• TASK REQUIREMENTS: For the word "نمای", return each line of the data in which it occurs.
(DATASET CONTENT Opens)
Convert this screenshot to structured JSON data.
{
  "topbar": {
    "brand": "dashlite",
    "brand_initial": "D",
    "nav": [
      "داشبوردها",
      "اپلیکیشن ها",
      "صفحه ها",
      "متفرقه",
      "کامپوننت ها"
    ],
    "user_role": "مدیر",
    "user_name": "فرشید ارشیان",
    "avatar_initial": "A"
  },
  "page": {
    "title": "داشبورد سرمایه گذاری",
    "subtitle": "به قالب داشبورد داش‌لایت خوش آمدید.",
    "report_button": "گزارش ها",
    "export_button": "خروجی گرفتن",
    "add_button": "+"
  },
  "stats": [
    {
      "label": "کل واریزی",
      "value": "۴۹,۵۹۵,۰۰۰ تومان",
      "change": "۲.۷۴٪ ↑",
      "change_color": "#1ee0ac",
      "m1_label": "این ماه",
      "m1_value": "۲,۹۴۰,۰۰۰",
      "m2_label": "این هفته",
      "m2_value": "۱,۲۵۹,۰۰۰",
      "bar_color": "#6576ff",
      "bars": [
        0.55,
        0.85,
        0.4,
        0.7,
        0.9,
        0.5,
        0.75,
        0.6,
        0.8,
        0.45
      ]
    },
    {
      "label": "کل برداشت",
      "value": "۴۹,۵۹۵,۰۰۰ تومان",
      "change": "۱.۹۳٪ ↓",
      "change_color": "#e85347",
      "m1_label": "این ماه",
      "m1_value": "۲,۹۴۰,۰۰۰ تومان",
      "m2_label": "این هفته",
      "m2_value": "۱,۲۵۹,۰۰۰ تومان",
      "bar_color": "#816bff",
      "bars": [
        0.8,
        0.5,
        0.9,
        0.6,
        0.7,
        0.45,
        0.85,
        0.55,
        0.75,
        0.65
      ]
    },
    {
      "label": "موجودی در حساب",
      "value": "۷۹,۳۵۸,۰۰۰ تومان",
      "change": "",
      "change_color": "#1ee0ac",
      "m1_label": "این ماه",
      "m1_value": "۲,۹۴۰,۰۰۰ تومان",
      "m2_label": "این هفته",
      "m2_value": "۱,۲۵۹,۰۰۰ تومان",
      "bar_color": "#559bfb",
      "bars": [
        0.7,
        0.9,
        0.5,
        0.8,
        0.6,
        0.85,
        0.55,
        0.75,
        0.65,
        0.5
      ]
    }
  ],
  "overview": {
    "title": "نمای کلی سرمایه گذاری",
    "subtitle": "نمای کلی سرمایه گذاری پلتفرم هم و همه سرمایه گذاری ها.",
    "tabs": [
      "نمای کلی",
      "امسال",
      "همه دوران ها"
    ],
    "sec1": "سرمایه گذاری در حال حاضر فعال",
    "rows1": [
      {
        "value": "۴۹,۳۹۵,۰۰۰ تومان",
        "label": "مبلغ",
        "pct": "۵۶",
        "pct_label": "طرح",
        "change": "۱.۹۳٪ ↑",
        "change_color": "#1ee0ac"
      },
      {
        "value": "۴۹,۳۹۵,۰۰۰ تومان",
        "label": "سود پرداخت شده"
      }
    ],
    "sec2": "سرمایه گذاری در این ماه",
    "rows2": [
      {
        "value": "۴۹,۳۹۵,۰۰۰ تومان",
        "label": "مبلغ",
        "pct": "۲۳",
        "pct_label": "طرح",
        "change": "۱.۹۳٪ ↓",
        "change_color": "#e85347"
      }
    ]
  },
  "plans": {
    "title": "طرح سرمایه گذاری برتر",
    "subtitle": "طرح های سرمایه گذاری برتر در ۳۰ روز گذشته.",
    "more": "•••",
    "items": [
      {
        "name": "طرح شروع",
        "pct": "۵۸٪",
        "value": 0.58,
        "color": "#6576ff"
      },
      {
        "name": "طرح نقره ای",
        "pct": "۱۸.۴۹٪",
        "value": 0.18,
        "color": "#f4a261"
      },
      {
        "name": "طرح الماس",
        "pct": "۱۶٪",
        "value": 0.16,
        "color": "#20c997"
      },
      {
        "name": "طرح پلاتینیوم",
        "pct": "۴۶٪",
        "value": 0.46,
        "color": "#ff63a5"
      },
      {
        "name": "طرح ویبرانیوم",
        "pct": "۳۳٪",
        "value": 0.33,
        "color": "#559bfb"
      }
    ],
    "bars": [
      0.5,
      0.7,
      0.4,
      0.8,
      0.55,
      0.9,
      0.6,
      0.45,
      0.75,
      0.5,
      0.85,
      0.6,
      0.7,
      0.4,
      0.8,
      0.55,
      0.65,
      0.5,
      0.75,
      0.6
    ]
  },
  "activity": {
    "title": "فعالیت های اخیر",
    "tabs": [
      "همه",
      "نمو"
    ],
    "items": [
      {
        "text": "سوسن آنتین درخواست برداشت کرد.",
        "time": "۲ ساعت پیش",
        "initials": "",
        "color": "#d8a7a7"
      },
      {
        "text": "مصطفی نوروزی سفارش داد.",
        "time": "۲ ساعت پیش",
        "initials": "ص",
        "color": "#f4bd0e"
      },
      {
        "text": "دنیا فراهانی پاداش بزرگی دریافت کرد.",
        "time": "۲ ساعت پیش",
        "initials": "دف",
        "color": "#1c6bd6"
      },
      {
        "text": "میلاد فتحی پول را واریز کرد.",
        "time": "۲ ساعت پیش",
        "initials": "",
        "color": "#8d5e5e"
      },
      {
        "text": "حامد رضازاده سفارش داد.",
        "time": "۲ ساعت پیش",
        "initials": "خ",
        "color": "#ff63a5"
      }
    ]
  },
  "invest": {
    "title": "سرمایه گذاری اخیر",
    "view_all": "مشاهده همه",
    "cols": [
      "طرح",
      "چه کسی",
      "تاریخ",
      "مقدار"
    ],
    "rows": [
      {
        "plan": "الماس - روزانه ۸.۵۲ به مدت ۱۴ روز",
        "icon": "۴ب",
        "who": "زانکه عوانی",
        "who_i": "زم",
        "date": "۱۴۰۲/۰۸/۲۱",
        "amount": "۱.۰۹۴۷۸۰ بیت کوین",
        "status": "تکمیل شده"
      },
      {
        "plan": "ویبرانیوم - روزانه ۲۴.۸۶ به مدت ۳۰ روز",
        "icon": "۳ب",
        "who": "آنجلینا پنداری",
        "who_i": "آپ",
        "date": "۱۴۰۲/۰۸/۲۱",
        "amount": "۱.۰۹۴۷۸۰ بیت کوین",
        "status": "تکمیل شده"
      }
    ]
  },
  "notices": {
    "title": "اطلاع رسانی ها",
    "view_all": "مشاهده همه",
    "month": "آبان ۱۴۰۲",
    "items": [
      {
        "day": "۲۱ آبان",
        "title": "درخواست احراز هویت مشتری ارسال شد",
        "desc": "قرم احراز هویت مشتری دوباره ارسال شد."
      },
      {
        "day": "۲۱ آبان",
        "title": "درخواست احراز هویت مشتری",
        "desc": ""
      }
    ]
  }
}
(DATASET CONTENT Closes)
• REPLY:
    "title": "نمای کلی سرمایه گذاری",
    "subtitle": "نمای کلی سرمایه گذاری پلتفرم هم و همه سرمایه گذاری ها.",
      "نمای کلی",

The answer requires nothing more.